Explanation of the Daily Services of the Orthodox Church

Introduction

          In the Orthodox Christian Faith there is a cycle of services that can be done throughout the day.  The services are; Vespers, Apodeipno (Compline) Mesonyxtikon (Middle of the night), 1st Hour, 3rd Hour, 6th Hour, 9th Hour, Matins, and Divine Liturgy.

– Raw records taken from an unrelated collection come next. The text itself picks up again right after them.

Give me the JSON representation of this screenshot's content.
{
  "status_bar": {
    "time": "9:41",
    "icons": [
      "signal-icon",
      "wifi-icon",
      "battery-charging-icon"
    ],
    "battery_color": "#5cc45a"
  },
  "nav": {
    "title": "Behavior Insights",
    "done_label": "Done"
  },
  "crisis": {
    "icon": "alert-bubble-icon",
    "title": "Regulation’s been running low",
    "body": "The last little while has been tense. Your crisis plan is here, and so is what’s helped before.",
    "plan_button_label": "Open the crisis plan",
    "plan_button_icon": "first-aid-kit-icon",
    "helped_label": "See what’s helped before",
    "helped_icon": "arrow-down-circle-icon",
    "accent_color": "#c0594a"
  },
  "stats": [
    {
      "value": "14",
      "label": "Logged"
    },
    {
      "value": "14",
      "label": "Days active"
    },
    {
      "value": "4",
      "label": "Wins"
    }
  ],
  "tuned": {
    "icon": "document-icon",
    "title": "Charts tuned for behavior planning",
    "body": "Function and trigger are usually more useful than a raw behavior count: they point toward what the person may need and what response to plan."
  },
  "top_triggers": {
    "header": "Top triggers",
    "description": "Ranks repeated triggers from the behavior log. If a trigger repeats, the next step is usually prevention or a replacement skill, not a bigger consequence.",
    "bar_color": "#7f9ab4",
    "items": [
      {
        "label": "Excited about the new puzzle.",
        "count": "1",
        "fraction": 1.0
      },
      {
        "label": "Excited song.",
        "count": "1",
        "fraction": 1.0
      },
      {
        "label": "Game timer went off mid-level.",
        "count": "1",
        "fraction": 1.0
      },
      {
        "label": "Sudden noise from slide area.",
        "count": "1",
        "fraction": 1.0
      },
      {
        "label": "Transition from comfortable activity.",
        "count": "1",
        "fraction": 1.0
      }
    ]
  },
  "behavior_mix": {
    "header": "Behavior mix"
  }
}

In addition there are many other services that do not have a specific designated time when they are to be done, but none of the services are dependent upon another.  They are all independent and operate separate in and of themselves.  The daily cycle of services can flow into one another as we experience on a Sunday morning, where matins leads right into Divine Liturgy.  In this short explanation, we will briefly explain the services of vespers, matins and Divine Liturgy. 

Vespers (Esperinos)

          From a spiritual sense (not from a civil sense) for Orthodox Christians, the day begins at sunset, following the traditions passed on from the Jewish mosaic law.  We come together for prayer in the evening and as a community pray the “evening prayers”- Vespers.  Vespers is a Latinized word from the original Greek word for the service esperinos, which means evening or esperas.  The prayers throughout the service constantly reference the closing of the day and keeping the evening and night to without sin.  Since the day begins at sunset, the hymns which are chanted are in celebration of the following day.

Matins or (Orthros)

          On the following morning, following a vespers service, the Orthros service is celebrated.  Orthros mean means correctness or straight forward.  Orthros translated means morning service.  Orthros is broke down into different sections; from psalms, hymns, readings, and additional hymns all in reference to including celebration or Saint of that particular day.  Although Orthros typically leads into Liturgy, orthros can also be done separately and can conclude itself with more than a sung doxology at the end.

Liturgy or (Leitourgia)

          The Pinnacle of each day is Liturgy.  All other services can be done within the community or even privately, but not Liturgy.  Liturgy is separate, and like Pascha it is the service of services.  It is above all services, like Pascha is above all other feast.  Liturgy cannot be done by the priest alone.  He must have a minimum of two or three others who are also Orthodox Christians bearing witness to the sacrifice taking place.  Liturgy or Leitourgia means in Greek for work of the people.  Within each liturgy, we experience the whole and complete life of Christ making and understanding it as our own.  In Divine Liturgy we experience Christ. In Divine Liturgy we witness to His birth, His baptism, and by grace our eyes are transformed to understand who He is.  In Divine Liturgy we participate in His Crucifixion and Resurrection and we anticipate for the life of the ages to come.